Who was someone who you saw as a role model or mentor – and someone whose methods you definitely decided not to copy?

Michael Heseltine had built up a very large publishing business before he went into politics. He understood business. He called me in because he said he didn’t know about defence but he had the idea the MoD was being taken for a ride by the defence industry. He asked me – as someone in the business - if his instincts were right and I told him they were. He took a risk trusting me – and when there was a commercial issue he knew what I was talking about because he’d seen it all before. So he was very helpful.

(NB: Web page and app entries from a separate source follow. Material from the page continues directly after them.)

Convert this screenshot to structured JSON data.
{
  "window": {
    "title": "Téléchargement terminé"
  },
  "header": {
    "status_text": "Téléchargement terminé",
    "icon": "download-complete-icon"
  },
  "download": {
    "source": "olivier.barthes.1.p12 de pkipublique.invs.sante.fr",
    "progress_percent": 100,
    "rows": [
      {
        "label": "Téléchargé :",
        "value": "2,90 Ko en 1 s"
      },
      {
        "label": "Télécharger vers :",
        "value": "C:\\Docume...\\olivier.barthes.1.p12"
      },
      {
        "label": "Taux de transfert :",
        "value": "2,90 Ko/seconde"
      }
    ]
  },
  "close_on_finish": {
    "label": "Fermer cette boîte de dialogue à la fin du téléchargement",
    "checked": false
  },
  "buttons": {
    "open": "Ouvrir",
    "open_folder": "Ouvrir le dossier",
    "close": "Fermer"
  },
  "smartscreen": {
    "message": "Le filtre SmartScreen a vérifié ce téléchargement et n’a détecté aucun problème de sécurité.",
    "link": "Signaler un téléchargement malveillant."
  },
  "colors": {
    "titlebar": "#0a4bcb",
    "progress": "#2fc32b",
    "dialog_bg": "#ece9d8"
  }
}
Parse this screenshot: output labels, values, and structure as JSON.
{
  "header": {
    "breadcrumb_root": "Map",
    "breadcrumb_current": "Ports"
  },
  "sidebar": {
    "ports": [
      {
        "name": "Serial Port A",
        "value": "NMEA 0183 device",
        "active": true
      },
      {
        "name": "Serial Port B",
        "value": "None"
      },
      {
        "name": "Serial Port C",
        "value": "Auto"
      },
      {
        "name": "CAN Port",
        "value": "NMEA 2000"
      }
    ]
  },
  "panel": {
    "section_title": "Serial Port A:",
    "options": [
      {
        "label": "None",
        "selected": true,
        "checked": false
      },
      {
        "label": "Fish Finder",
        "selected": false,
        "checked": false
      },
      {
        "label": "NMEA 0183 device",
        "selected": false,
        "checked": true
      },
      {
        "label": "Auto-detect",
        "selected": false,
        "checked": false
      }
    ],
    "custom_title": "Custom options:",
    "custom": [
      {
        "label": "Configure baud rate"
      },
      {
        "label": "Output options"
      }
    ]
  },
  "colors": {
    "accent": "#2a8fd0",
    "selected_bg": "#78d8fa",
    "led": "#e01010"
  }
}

On the other hand, my first boss was a very strange man. After the War the government was selling off ex-military supplies for pennies – binoculars, watches, telescopes. So he bought this stuff up and sold it on. But then he started getting strange foreigners coming in wanting to buy hundreds of the things. He realised that the British military’s obsolete equipment was worth a fortune to foreign governments.

But he was paranoid, and he didn’t trust anybody, least of all me. I had a rough time with him. He was a brilliant man; he built up a great business, but he was a pretty unpleasant character, and I didn’t want to behave like he did.

One observer credits your work at the Ministry of Defence with helping to bring about the end of the Cold War…

That’s very flattering.

Can you give us an idea of what it’s like being inside the government at a time of international crisis?

Well, the situation in Ukraine is nothing like anything we had to deal with. I was there during the Gulf War and just after the Falklands War. But those were nothing like we have here. We didn’t have towns being destroyed. The closest thing we had that was ongoing while I was there was maybe the IRA. But in terms of what’s happening in Ukraine, that was not comparable.

What qualities would a teenager need to follow in your footsteps?

Get a very good education and do the best you can – but also get as much outside experience as you can. If two people applied for a job who were equal and one had been to business school and the other one had had five years’ working experience – I would take the one with work experience every day.

What was your own first experience of work?

I had two – a summer job at Unilever in the information and statistics department and then the following year a similar job at Courtaulds. They were both very interesting but they taught me that I didn’t want to work in a big organisation. At Unilever, I was off for a couple of days and when I came back, they seemed not to have noticed that I hadn’t been there! I realised I didn’t want to work somewhere where what I did was irrelevant!